“I tweaked it here and there with spices to give it that Asian flair,” says Smith. “I enjoy garnishing my plates. That’s always going to be a highlight of my dishes. With the salmon, you don’t want to overcook it and dry it out.

"It’s probably one of the easier fish to cook. You can get away with the cooking time on it if you’re not a skilled cooker. Just a little spice; it absorbs spice. Salmon is a great dish no matter what you’re doing with it.”

Another newcomer to the Savor game is Tripletail Seafood and Spirits, a new offering from the team that brought you the Gecko’s Grill & Pub franchise. Tripletail opened last February, right before COVID, and it didn’t have an opportunity to showcase itself in 2021.

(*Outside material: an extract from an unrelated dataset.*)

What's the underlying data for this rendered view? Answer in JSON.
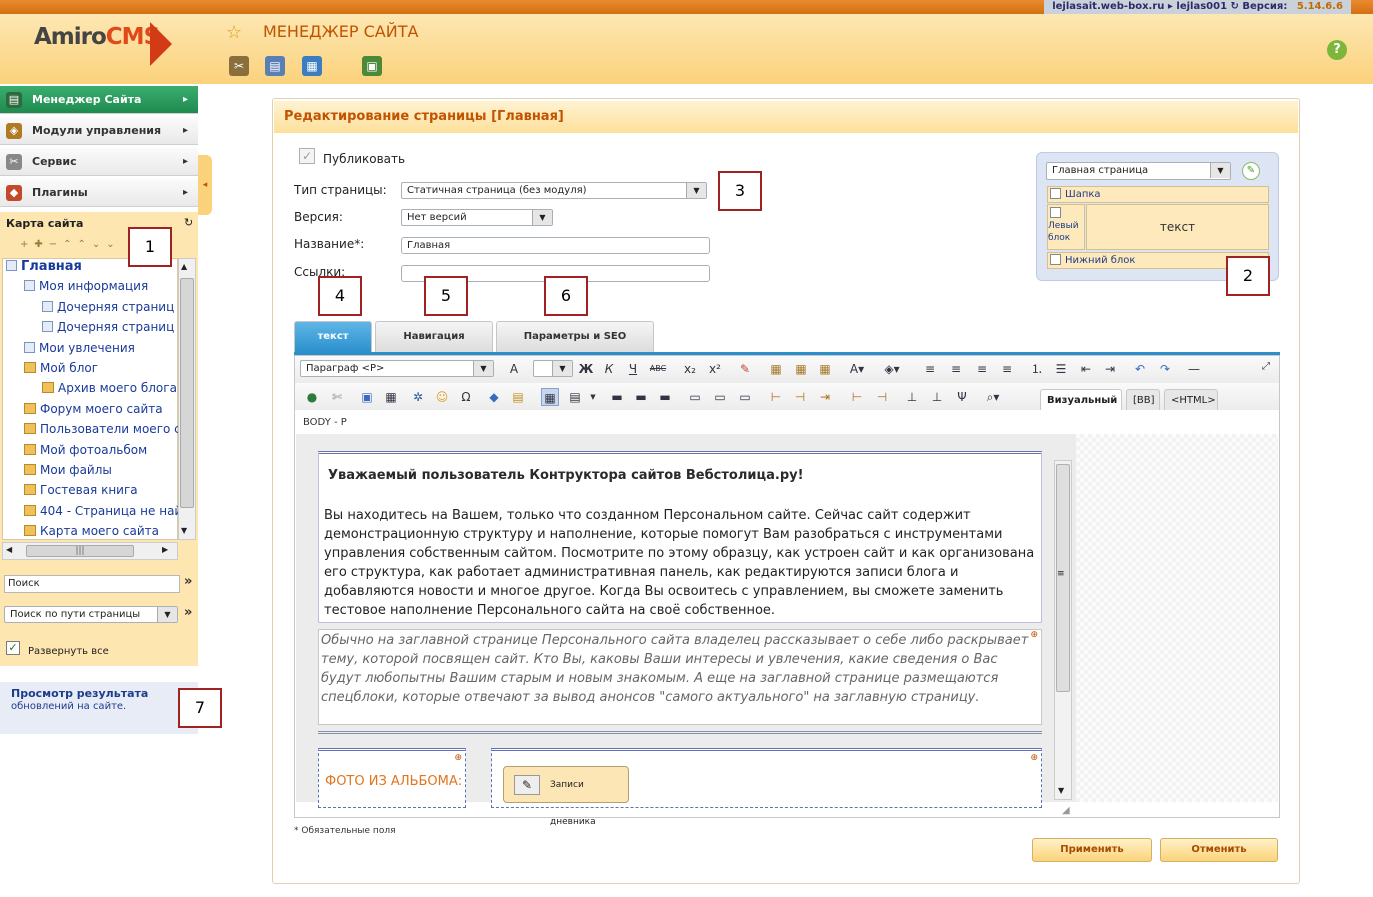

Executive chef Trae Peavey, who worked as a kitchen manager at Gecko’s for 10 years, has been presiding over the development of Tripletail. He said much of the menu is an elevated take on its sister restaurant Dry Dock, and the restaurant is housed in the original location of Gecko’s at The Landings Plaza.

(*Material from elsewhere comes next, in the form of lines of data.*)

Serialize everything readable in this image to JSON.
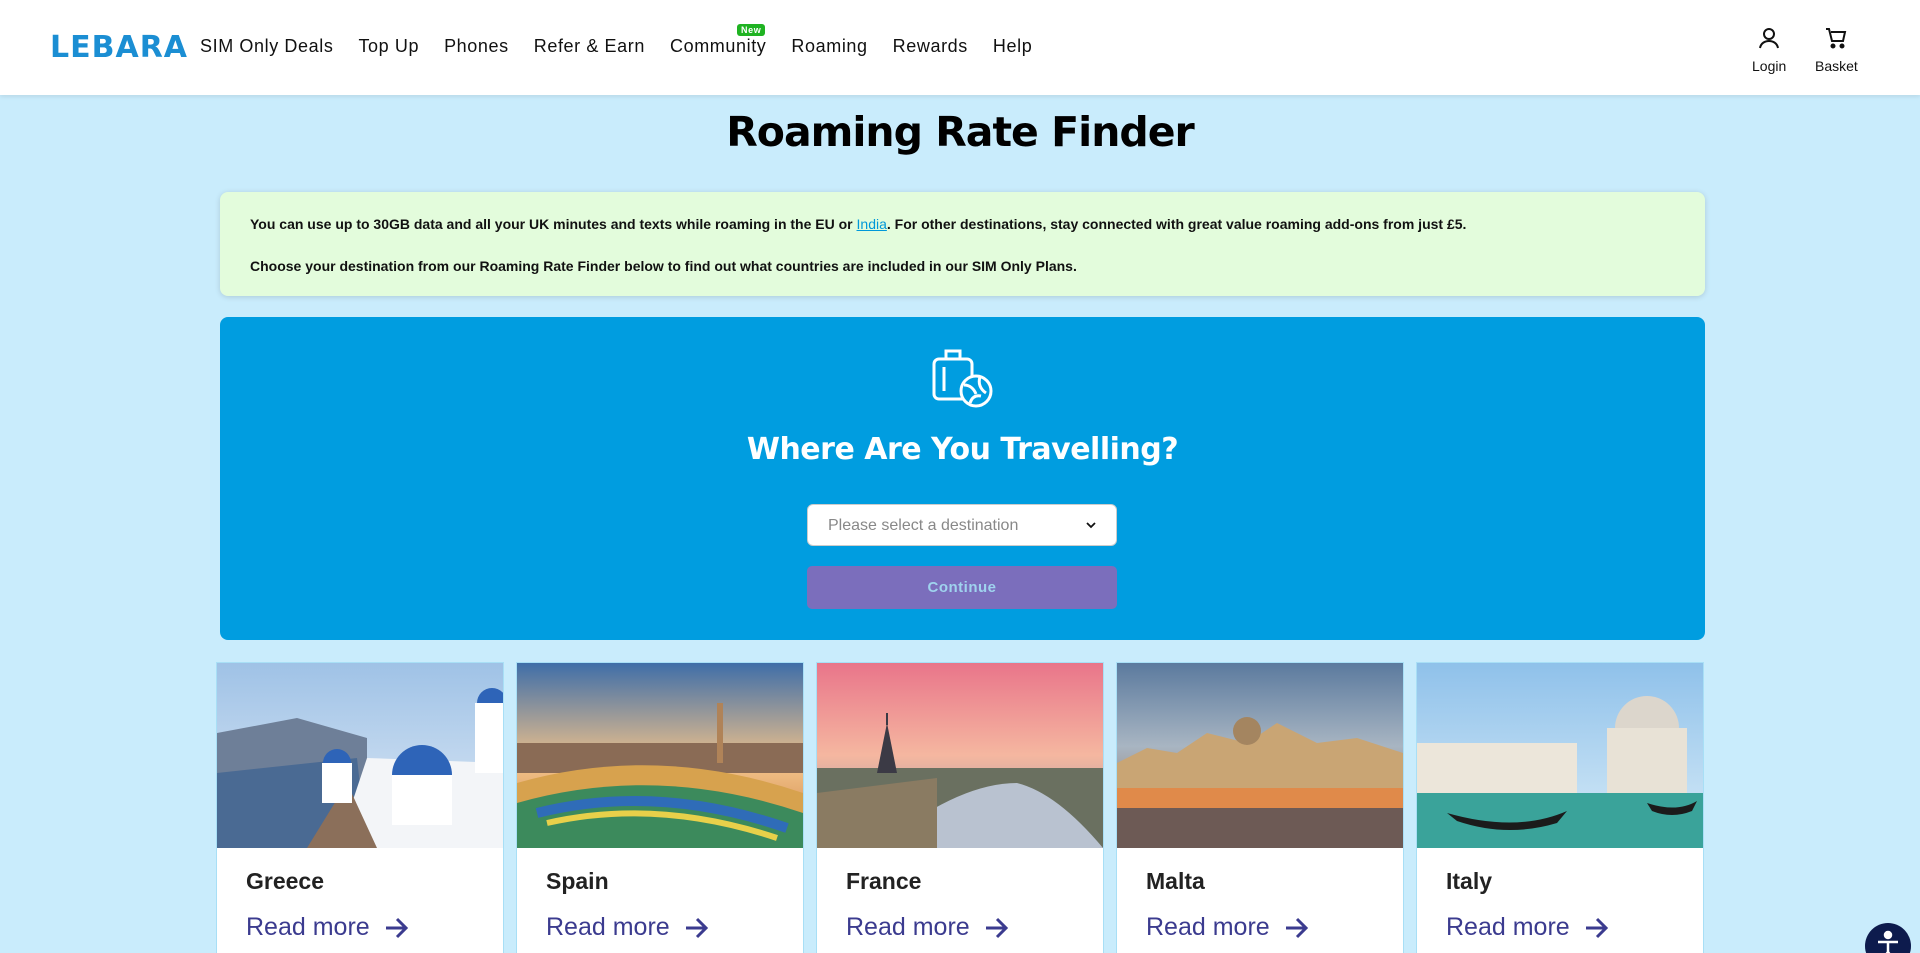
{
  "brand": {
    "logo_text": "LEBARA",
    "color": "#1b8ed3"
  },
  "nav": {
    "items": [
      {
        "label": "SIM Only Deals"
      },
      {
        "label": "Top Up"
      },
      {
        "label": "Phones"
      },
      {
        "label": "Refer & Earn"
      },
      {
        "label": "Community",
        "badge": "New"
      },
      {
        "label": "Roaming"
      },
      {
        "label": "Rewards"
      },
      {
        "label": "Help"
      }
    ]
  },
  "header_actions": {
    "login_label": "Login",
    "basket_label": "Basket"
  },
  "page": {
    "title": "Roaming Rate Finder"
  },
  "info": {
    "line1_before": "You can use up to 30GB data and all your UK minutes and texts while roaming in the EU or ",
    "line1_link": "India",
    "line1_after": ". For other destinations, stay connected with great value roaming add-ons from just £5.",
    "line2": "Choose your destination from our Roaming Rate Finder below to find out what countries are included in our SIM Only Plans."
  },
  "finder": {
    "icon": "luggage-globe-icon",
    "heading": "Where Are You Travelling?",
    "select_placeholder": "Please select a destination",
    "continue_label": "Continue"
  },
  "destinations": [
    {
      "name": "Greece",
      "link": "Read more"
    },
    {
      "name": "Spain",
      "link": "Read more"
    },
    {
      "name": "France",
      "link": "Read more"
    },
    {
      "name": "Malta",
      "link": "Read more"
    },
    {
      "name": "Italy",
      "link": "Read more"
    }
  ],
  "colors": {
    "background": "#c9ecfc",
    "info_box": "#e3fcdc",
    "finder_panel": "#009de0",
    "continue_button": "#7b6ebc",
    "link": "#3b3b8f",
    "badge": "#1fb322"
  }
}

Chef Trae Peavey of Tripletail is excited for the Savor crowds. (Photo: Spencer Fordin)
Chef Trae Peavey of Tripletail is excited for the Savor crowds. (Photo: Spencer Fordin)

“It’s really fun to see people that have been to Gecko’s come here,” he says. “They walk in for the first time and see the change and you can see their eyes light up at how different it is.”

Peavey, who has been working in kitchens since he was 16 years old, says that the restaurant got its name from one of the area’s most delicious offerings.

The Atlantic tripletail is a fish known to local fisherman as one of the most plentiful and tasty in the Sarasota sea.

All of Tripletail’s fish comes from Lockhart Seafood in Tarpon Springs, and Peavey said his servers are quizzed on how many tails the tripletail actually has. It’s a trick question; the fish only has one tail, but it has two fins that appear to be tails.

“They don’t congregate like tuna or snapper would,” says Peavey of the top-feeding fish. “You can’t just go to a hole and pull out a bunch of tripletail. People often overlook them because it looks like a plastic bag. They like to hang out around buoys and crap traps; crab season is the heavier season for Tripletail because there are crab traps everywhere.”

The tripletail dinner, of course, is one of the signature offerings on the restaurant’s menu. Peavey also added a seafood pasta, a chicken marsala, a bourbon-glazed salmon and a coconut shrimp dinner. The shrimp, he says, comes with a Pina colada sauce so good that he’s seen bar patrons ask for extra sauce and then tell the bartender to make it a drink.

But it’s the tripletail, the fish that lent its name to the restaurant, that stands out. Peavey says the dish by itself represents 12 percent of his restaurant’s sales, which makes it a perfect thing to put on the menu and attract new customers.

“We put it over our yellow rice,” says Peavey. “It has a lot of umami; that savory, slightly sweet and slightly salty flavor. It’s a turmeric yellow rice, not saffron. The tripletail gets a light coating of flour, pan-seared. Then it goes on top of the rice and it gets a lemon beurre-blanc on top. We use a citrus syrup; it has lemon juice, orange juice and pineapple juice.

"Then we reduce that with sugar and white wine. We take that, mix it with heavy cream and add butter to it.”

Haley, who has seen Savor grow and mature over the years, said that this year is special because it makes a return to a full capacity. In 2020, Savor was switched last-minute to Carry Out only, and last year it was a blend of sitting down and taking food to go. This year, she hopes that restaurants return to full dining rooms at a time of year that used to be pretty barren.

Haley says that the best part of restaurant week is trying new dishes and new restaurants, and she says she revels in hearing positive feedback from diners.

“My favorite was a couple probably 10 years ago who emailed us,” she says.

“They said they think of this as being on Cruise Ship Sarasota, and they tried a different one every night. They loved it and looked forward to it every year, and I love that image.”




Related Articles